It's no surprise that Lifehacker readers have taken to Google's Chrome browser in great numbers since its launch around 18 months ago. But what is surprising is that Chrome's growth appears to have come at the expense not of its most obvious competitor Firefox, but from disgruntled Internet Explorer users.
Much of the discussion of Chrome around these parts has centred on whether it can become a viable competitor to Firefox by running across multiple platforms and adding extension capability. Chrome has made great strides in all those areas, but a look at the browser usage figures from Lifehacker Australia readers suggests that many Chrome adopters have moved there not from Firefox, but from Internet Explorer.
In the month after Chrome was launched in 2008, Firefox easily dominated as the browser of choice for Lifehacker readers, accounting for 50.05% of all traffic. Internet Explorer ranked second with 32.08%, followed by Safari with 9.21% and Chrome with 5.53%.
Over the last 30 days, the figures show an interesting shift from those 2008 numbers. Firefox remains the top dog, but its share has dropped to 45.72%. Internet Explorer still ranks second, but now only accounts for 19.59% of visitors — and Chrome is nipping hard at its heels with 17.33%. Safari has also increased its share to 13.47%.
While we can't directly connect IE's decline with Chrome's growth, it's clear that Chrome is growing in popularity while Internet Explorer is proving a less popular choice. Firefox has shrunk its share slightly, but still remains well in front of any other competitors. While Apple has aggressively (that is, annoyingly) worked to bundle Safari with iTunes, I'd still presume its improved numbers reflect a growth in Mac usage more than anything else.

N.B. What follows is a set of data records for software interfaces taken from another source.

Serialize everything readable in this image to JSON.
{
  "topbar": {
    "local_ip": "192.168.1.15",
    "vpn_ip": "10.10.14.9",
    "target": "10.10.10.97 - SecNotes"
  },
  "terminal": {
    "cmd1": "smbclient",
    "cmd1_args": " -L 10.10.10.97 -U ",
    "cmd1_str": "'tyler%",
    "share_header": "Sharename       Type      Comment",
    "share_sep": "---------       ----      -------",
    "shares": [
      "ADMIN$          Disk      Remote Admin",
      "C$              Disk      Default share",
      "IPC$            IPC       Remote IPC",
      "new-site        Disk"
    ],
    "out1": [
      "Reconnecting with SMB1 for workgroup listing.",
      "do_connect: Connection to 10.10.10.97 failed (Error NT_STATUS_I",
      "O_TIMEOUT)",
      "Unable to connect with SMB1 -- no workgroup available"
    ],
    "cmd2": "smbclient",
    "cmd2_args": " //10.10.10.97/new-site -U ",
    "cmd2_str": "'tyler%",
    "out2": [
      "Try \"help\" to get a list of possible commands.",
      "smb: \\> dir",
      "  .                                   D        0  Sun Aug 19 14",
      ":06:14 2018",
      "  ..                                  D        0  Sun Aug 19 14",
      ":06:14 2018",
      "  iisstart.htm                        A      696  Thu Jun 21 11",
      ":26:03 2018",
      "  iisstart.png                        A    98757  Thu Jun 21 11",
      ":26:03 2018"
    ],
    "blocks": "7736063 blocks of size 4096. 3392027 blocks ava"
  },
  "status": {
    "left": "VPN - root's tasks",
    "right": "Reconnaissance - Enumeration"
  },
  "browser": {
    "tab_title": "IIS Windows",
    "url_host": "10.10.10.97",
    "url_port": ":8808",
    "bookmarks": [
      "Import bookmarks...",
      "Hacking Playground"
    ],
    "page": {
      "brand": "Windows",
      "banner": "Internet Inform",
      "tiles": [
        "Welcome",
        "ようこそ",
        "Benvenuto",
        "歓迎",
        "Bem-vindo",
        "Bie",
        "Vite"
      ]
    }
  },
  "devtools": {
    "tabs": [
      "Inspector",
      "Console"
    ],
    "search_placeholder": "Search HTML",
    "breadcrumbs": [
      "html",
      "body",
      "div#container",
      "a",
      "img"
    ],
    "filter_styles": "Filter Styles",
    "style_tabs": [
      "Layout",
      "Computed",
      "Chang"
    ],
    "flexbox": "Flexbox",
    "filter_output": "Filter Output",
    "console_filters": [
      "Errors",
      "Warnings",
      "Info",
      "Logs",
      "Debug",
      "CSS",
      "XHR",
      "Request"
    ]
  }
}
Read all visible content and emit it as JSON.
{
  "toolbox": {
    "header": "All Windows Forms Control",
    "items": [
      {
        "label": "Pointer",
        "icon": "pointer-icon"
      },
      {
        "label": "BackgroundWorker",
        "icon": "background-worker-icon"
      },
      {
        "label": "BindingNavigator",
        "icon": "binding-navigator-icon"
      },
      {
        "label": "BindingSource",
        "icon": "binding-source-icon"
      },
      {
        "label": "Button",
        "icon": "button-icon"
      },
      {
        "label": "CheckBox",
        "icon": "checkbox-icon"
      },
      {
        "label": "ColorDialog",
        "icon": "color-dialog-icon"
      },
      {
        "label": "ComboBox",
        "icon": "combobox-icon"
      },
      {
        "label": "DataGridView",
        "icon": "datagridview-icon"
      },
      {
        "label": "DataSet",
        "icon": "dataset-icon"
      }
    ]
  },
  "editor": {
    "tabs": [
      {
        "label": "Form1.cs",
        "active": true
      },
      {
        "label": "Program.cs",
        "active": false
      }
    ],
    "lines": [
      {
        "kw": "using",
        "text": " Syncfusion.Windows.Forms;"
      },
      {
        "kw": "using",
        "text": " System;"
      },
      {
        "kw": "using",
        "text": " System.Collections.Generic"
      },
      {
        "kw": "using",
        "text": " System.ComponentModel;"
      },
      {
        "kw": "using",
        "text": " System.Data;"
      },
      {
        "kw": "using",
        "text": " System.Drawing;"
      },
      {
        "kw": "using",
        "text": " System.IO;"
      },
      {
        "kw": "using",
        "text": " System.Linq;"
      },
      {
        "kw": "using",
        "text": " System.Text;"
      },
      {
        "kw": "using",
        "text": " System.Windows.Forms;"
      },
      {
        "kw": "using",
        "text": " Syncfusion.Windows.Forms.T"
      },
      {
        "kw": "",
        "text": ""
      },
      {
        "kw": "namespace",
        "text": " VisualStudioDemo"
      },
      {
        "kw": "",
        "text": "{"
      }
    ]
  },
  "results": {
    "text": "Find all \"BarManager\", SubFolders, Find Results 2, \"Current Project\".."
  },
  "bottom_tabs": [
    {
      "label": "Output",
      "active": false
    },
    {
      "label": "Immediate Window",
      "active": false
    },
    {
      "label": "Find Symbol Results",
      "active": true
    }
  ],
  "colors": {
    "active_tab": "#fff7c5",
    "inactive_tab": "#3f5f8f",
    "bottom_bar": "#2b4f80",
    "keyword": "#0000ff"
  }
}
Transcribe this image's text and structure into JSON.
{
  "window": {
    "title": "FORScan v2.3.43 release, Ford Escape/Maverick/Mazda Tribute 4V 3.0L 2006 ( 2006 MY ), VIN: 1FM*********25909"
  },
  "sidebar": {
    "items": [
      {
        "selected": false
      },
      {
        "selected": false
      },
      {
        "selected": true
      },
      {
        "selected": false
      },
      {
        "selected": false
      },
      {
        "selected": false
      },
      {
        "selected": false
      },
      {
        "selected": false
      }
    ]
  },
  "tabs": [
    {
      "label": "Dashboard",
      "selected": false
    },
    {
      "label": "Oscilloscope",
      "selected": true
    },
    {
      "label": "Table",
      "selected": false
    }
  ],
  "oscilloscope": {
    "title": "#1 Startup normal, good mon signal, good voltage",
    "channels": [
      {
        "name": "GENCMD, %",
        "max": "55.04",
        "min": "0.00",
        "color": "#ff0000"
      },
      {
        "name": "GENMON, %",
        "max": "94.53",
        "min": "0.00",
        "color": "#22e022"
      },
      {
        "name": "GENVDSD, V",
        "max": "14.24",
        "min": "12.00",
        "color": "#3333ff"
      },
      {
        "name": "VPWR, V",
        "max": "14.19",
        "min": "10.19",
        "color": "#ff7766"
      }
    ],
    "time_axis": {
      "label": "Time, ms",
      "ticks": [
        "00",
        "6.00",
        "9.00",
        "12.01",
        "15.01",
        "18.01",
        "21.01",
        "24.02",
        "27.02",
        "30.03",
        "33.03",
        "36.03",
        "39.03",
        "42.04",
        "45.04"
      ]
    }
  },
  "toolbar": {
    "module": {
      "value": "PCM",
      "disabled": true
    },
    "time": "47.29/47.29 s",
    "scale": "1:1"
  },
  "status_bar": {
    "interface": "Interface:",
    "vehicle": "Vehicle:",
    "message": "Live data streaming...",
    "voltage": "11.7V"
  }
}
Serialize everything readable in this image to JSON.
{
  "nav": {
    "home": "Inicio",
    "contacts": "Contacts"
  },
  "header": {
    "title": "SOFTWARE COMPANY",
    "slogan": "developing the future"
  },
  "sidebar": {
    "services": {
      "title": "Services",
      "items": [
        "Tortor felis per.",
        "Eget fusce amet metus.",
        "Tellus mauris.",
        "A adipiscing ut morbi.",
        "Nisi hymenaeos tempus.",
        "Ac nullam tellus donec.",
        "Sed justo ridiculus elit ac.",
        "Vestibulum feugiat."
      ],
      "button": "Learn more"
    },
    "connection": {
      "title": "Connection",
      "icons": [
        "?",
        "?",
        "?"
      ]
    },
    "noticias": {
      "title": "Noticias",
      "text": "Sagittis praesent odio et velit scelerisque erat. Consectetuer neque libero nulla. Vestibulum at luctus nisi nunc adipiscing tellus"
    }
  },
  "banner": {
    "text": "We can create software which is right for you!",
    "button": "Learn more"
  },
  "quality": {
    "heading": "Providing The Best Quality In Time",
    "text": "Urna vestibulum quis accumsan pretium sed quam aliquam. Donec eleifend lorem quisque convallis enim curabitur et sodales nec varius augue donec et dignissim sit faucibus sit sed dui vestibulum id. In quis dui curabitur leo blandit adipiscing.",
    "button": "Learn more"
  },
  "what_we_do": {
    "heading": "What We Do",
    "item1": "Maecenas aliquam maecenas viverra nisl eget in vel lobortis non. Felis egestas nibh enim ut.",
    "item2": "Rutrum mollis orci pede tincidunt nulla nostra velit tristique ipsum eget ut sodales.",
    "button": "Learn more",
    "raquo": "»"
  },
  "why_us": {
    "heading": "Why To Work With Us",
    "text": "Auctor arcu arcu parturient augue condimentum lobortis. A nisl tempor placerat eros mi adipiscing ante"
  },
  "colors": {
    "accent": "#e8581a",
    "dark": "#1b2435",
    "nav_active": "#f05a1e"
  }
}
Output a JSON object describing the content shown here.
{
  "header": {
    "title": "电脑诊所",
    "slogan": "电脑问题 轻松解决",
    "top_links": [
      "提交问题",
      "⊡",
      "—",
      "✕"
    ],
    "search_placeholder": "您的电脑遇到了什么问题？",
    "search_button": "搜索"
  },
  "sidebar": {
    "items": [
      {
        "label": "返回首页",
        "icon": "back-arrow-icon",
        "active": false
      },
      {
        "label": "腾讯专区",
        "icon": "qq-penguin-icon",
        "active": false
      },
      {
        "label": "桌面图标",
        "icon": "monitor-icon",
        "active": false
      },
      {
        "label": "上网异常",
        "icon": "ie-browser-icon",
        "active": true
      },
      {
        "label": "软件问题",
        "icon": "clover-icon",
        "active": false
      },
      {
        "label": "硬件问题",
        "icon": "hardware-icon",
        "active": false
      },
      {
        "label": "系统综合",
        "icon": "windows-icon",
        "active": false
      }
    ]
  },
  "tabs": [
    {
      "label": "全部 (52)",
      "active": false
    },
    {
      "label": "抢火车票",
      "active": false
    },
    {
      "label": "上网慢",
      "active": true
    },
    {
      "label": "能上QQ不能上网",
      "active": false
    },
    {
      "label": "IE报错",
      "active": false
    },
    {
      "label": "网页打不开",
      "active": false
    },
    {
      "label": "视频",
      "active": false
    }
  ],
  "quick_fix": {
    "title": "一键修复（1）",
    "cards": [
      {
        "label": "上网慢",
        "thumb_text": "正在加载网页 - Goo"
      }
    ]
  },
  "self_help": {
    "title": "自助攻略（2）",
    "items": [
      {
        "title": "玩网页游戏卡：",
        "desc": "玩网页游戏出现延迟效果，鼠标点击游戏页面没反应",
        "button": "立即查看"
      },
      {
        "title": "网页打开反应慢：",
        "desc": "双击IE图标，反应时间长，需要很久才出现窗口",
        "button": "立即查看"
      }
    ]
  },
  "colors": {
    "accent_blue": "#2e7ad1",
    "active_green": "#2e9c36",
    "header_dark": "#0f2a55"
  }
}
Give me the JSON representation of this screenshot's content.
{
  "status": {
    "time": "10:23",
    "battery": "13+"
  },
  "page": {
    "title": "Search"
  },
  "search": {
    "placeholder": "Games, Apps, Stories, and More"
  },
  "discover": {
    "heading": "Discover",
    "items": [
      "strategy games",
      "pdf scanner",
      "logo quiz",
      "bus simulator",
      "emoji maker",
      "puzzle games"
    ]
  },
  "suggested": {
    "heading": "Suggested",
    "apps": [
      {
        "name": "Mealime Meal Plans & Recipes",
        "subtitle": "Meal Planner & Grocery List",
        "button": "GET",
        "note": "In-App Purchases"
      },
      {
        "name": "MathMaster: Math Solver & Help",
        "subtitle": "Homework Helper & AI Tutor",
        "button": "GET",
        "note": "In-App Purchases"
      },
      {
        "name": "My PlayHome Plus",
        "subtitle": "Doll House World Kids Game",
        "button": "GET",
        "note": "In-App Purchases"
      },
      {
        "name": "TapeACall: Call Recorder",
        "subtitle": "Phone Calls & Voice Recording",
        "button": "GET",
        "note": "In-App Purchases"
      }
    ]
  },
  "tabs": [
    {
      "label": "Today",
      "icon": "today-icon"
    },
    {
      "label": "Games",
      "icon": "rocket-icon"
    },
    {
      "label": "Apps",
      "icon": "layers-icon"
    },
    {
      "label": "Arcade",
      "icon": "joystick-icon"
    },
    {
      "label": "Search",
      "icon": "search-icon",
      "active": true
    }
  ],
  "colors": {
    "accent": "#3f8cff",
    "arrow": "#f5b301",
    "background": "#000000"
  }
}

Obviously, Lifehacker readers aren't representative of the broader Internet population, and many readers may well be using more than one browser. (Lifehacker's audience has also grown over that period, so the total number of users for any browser hasn't necessarily declined, even if its relative market share has.) Nonetheless, the data does suggest that competition in the browser space remains fierce, and that no browser development community can afford to rest on its laurels.